Task to carry out: An exact restatement of the data is required, with the images omitted.

Input material:
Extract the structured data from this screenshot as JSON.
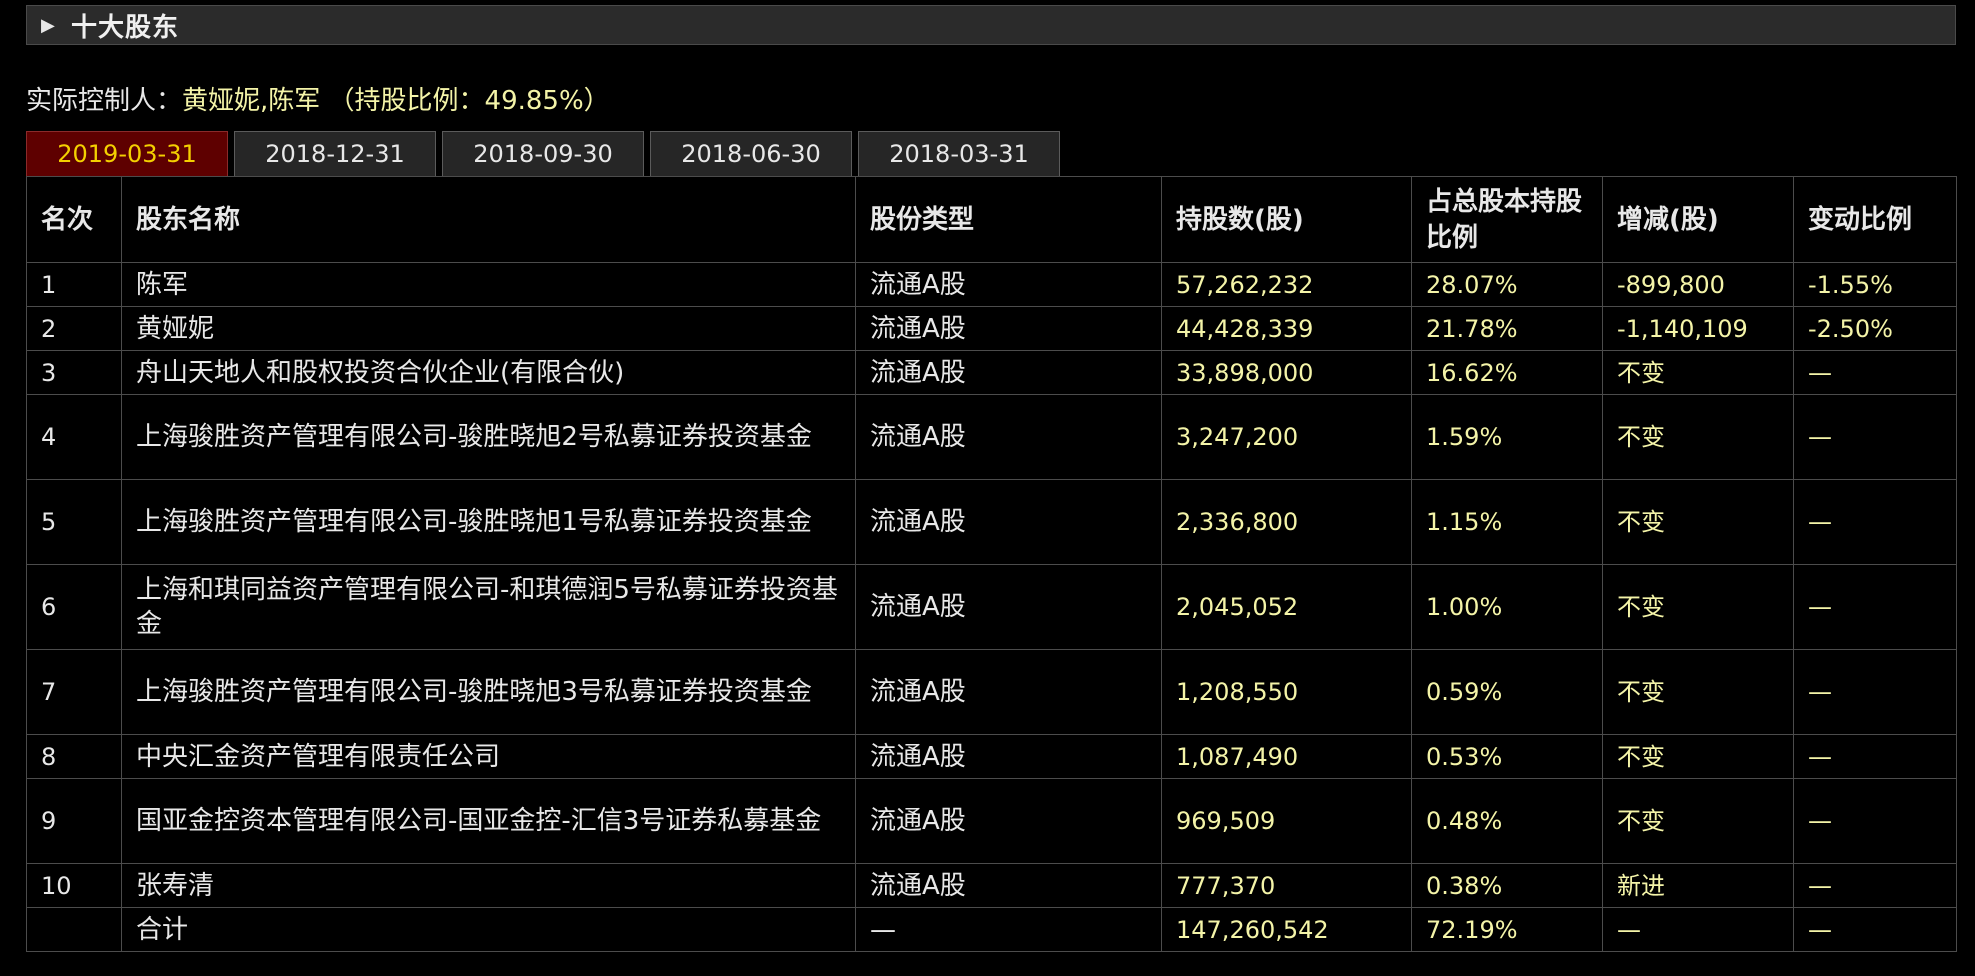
{
  "header": {
    "title": "十大股东"
  },
  "controller": {
    "label": "实际控制人：",
    "names": "黄娅妮,陈军",
    "ratio_text": " （持股比例：49.85%）"
  },
  "tabs": [
    "2019-03-31",
    "2018-12-31",
    "2018-09-30",
    "2018-06-30",
    "2018-03-31"
  ],
  "active_tab": 0,
  "table": {
    "columns": [
      "名次",
      "股东名称",
      "股份类型",
      "持股数(股)",
      "占总股本持股比例",
      "增减(股)",
      "变动比例"
    ],
    "rows": [
      {
        "rank": "1",
        "name": "陈军",
        "type": "流通A股",
        "shares": "57,262,232",
        "pct": "28.07%",
        "change": "-899,800",
        "change_pct": "-1.55%"
      },
      {
        "rank": "2",
        "name": "黄娅妮",
        "type": "流通A股",
        "shares": "44,428,339",
        "pct": "21.78%",
        "change": "-1,140,109",
        "change_pct": "-2.50%"
      },
      {
        "rank": "3",
        "name": "舟山天地人和股权投资合伙企业(有限合伙)",
        "type": "流通A股",
        "shares": "33,898,000",
        "pct": "16.62%",
        "change": "不变",
        "change_pct": "—"
      },
      {
        "rank": "4",
        "name": "上海骏胜资产管理有限公司-骏胜晓旭2号私募证券投资基金",
        "type": "流通A股",
        "shares": "3,247,200",
        "pct": "1.59%",
        "change": "不变",
        "change_pct": "—"
      },
      {
        "rank": "5",
        "name": "上海骏胜资产管理有限公司-骏胜晓旭1号私募证券投资基金",
        "type": "流通A股",
        "shares": "2,336,800",
        "pct": "1.15%",
        "change": "不变",
        "change_pct": "—"
      },
      {
        "rank": "6",
        "name": "上海和琪同益资产管理有限公司-和琪德润5号私募证券投资基金",
        "type": "流通A股",
        "shares": "2,045,052",
        "pct": "1.00%",
        "change": "不变",
        "change_pct": "—"
      },
      {
        "rank": "7",
        "name": "上海骏胜资产管理有限公司-骏胜晓旭3号私募证券投资基金",
        "type": "流通A股",
        "shares": "1,208,550",
        "pct": "0.59%",
        "change": "不变",
        "change_pct": "—"
      },
      {
        "rank": "8",
        "name": "中央汇金资产管理有限责任公司",
        "type": "流通A股",
        "shares": "1,087,490",
        "pct": "0.53%",
        "change": "不变",
        "change_pct": "—"
      },
      {
        "rank": "9",
        "name": "国亚金控资本管理有限公司-国亚金控-汇信3号证券私募基金",
        "type": "流通A股",
        "shares": "969,509",
        "pct": "0.48%",
        "change": "不变",
        "change_pct": "—"
      },
      {
        "rank": "10",
        "name": "张寿清",
        "type": "流通A股",
        "shares": "777,370",
        "pct": "0.38%",
        "change": "新进",
        "change_pct": "—"
      }
    ],
    "total": {
      "rank": "",
      "name": "合计",
      "type": "—",
      "shares": "147,260,542",
      "pct": "72.19%",
      "change": "—",
      "change_pct": "—"
    }
  },
  "colors": {
    "background": "#000000",
    "active_tab_bg": "#5e0000",
    "active_tab_text": "#f4d000",
    "value_text": "#f4f4a8"
  }
}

Response to this task:
Extract the structured data from this screenshot as JSON.
{
  "header": {
    "title": "十大股东"
  },
  "controller": {
    "label": "实际控制人：",
    "names": "黄娅妮,陈军",
    "ratio_text": " （持股比例：49.85%）"
  },
  "tabs": [
    "2019-03-31",
    "2018-12-31",
    "2018-09-30",
    "2018-06-30",
    "2018-03-31"
  ],
  "active_tab": 0,
  "table": {
    "columns": [
      "名次",
      "股东名称",
      "股份类型",
      "持股数(股)",
      "占总股本持股比例",
      "增减(股)",
      "变动比例"
    ],
    "rows": [
      {
        "rank": "1",
        "name": "陈军",
        "type": "流通A股",
        "shares": "57,262,232",
        "pct": "28.07%",
        "change": "-899,800",
        "change_pct": "-1.55%"
      },
      {
        "rank": "2",
        "name": "黄娅妮",
        "type": "流通A股",
        "shares": "44,428,339",
        "pct": "21.78%",
        "change": "-1,140,109",
        "change_pct": "-2.50%"
      },
      {
        "rank": "3",
        "name": "舟山天地人和股权投资合伙企业(有限合伙)",
        "type": "流通A股",
        "shares": "33,898,000",
        "pct": "16.62%",
        "change": "不变",
        "change_pct": "—"
      },
      {
        "rank": "4",
        "name": "上海骏胜资产管理有限公司-骏胜晓旭2号私募证券投资基金",
        "type": "流通A股",
        "shares": "3,247,200",
        "pct": "1.59%",
        "change": "不变",
        "change_pct": "—"
      },
      {
        "rank": "5",
        "name": "上海骏胜资产管理有限公司-骏胜晓旭1号私募证券投资基金",
        "type": "流通A股",
        "shares": "2,336,800",
        "pct": "1.15%",
        "change": "不变",
        "change_pct": "—"
      },
      {
        "rank": "6",
        "name": "上海和琪同益资产管理有限公司-和琪德润5号私募证券投资基金",
        "type": "流通A股",
        "shares": "2,045,052",
        "pct": "1.00%",
        "change": "不变",
        "change_pct": "—"
      },
      {
        "rank": "7",
        "name": "上海骏胜资产管理有限公司-骏胜晓旭3号私募证券投资基金",
        "type": "流通A股",
        "shares": "1,208,550",
        "pct": "0.59%",
        "change": "不变",
        "change_pct": "—"
      },
      {
        "rank": "8",
        "name": "中央汇金资产管理有限责任公司",
        "type": "流通A股",
        "shares": "1,087,490",
        "pct": "0.53%",
        "change": "不变",
        "change_pct": "—"
      },
      {
        "rank": "9",
        "name": "国亚金控资本管理有限公司-国亚金控-汇信3号证券私募基金",
        "type": "流通A股",
        "shares": "969,509",
        "pct": "0.48%",
        "change": "不变",
        "change_pct": "—"
      },
      {
        "rank": "10",
        "name": "张寿清",
        "type": "流通A股",
        "shares": "777,370",
        "pct": "0.38%",
        "change": "新进",
        "change_pct": "—"
      }
    ],
    "total": {
      "rank": "",
      "name": "合计",
      "type": "—",
      "shares": "147,260,542",
      "pct": "72.19%",
      "change": "—",
      "change_pct": "—"
    }
  },
  "colors": {
    "background": "#000000",
    "active_tab_bg": "#5e0000",
    "active_tab_text": "#f4d000",
    "value_text": "#f4f4a8"
  }
}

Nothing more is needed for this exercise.